With more experience as a speaker, Ariba said she has reached a comfort level in her talks that is pushing her to explore different topics or talk structures to continue growing.

“This April, when I did 13 to 14 events…what ended up happening was [around] the eighth time I was doing the same talk, I was bored. I [thought], ‘I need a different topic or a different talk.’ And that was really great for me to feel because that means I’m at a level of comfort with that one talk that I need something else…So I felt like those two in combination – the boredom plus being more comfortable speaking – were great signals to me that I was ready to leave the comfort of my first two talks and try new ideas.”

Throughout her journey, Ariba has relied on different communities and forums for everything from finding engagements to gathering feedback to naming her talks. She talked about how she’s continuing to use help from others to evolve her speaking topics.

“Places like Tech Daily, CFP Land, Woman Talk Design…they have their own slack channels and they’ll share. Pretty much any community these days that’s at the intersection of design or technology, there is a channel somewhere around speaking.”

“By now, I already know the power of the community. It’s the community that has always evolved my abstract and gave me really honest feedback on what felt clear or not clear. Or someone would read an abstract and be able to tell me [I] should apply to [a specific] conference and it would be an event that I would never even know about.”

“So the same communities I mentioned earlier, I may reach out and say ‘Hi, I am putting together some talk abstracts and would love it if someone would be open to looking and providing feedback.’ Then some people might raise their hand and in that case I would share the Google link with them. So they already understand your ‘Why’ and they have a lens of who this human is…and by having that section around what feedback I’m looking for, I’m helping them help me.”

On how speaking has helped her develop in her personal and professional life

Ariba also discussed how becoming a speaker has affected her life personally and professionally and the return she feels on the investment in herself.

“Think about all the work that goes into an entire speaking experience –  you are putting yourself out there by creating an abstract, creating an application, and getting feedback. All of those are actions you’re taking to invest in yourself. And when you show up on stage and see that there are people who care about what you have to say, there are people who are taking notes – that ended up helping me find a voice and have the capacity to articulate myself clearer at work.”

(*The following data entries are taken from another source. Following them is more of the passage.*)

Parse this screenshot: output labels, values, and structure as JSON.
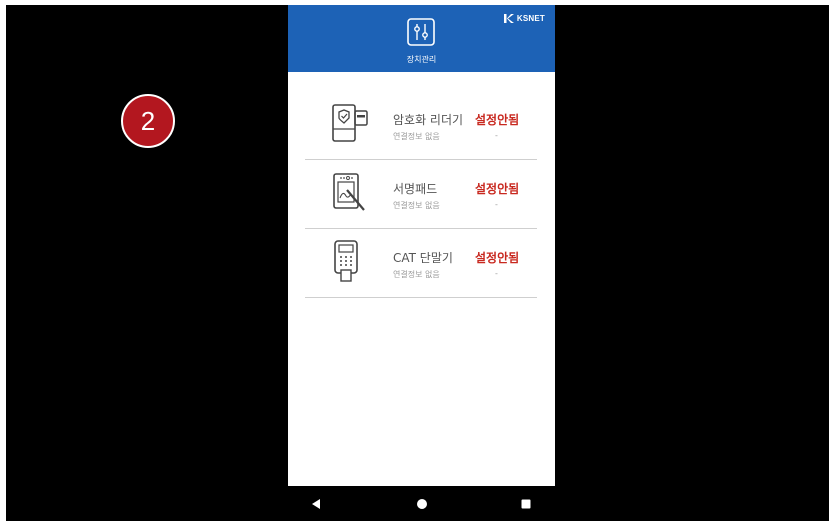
{
  "tutorial": {
    "step": "2"
  },
  "header": {
    "brand": "KSNET",
    "title": "장치관리",
    "settings_icon": "sliders-icon"
  },
  "devices": [
    {
      "name": "암호화 리더기",
      "status": "설정안됨",
      "info": "연결정보 없음",
      "value": "-",
      "icon": "card-reader-icon"
    },
    {
      "name": "서명패드",
      "status": "설정안됨",
      "info": "연결정보 없음",
      "value": "-",
      "icon": "signature-pad-icon"
    },
    {
      "name": "CAT 단말기",
      "status": "설정안됨",
      "info": "연결정보 없음",
      "value": "-",
      "icon": "cat-terminal-icon"
    }
  ],
  "nav": {
    "back": "back-icon",
    "home": "home-icon",
    "recent": "recent-apps-icon"
  },
  "colors": {
    "header": "#1d62b6",
    "status": "#c8281f",
    "badge": "#b3171f"
  }
}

“I’ve noticed that I am advocating more for my BIPOC colleagues in a way that translates to actions within the organization. I went from being someone who was more nervous about speaking in front of specific individuals that have more hierarchical power at the organization to now I’m actually synthesizing in those rooms and thinking about what am I hearing and repeating it back and making sure we have a dynamic conversation.”

“There were moments where I had an idea and I went and pitched it – I presented to the CEO. I don’t think I would have made those types of bets on myself had it not been that I was already making bets on myself by going through the speaker journey. That’s a different muscle that ends up building. It’s been a great gift for me.

“None of us really have the right answers for everything – we’re just doing our best and we’re making informed guesses here and there…What speaking did for me was it gave me confidence that I’ll keep learning. And so now, if I’m pitching a strategic project, I know that when I first pitch, I don’t know if it’s right, but I don’t care as much. I know that by putting it out there, other people will get to respond to it and we’ll get to co-design what the next evolution of that looks like.”

For more on how she prepares for talks, the ways her speaking topics are evolving, and her strategy for battling nerves before going on stage, check out the full talk below: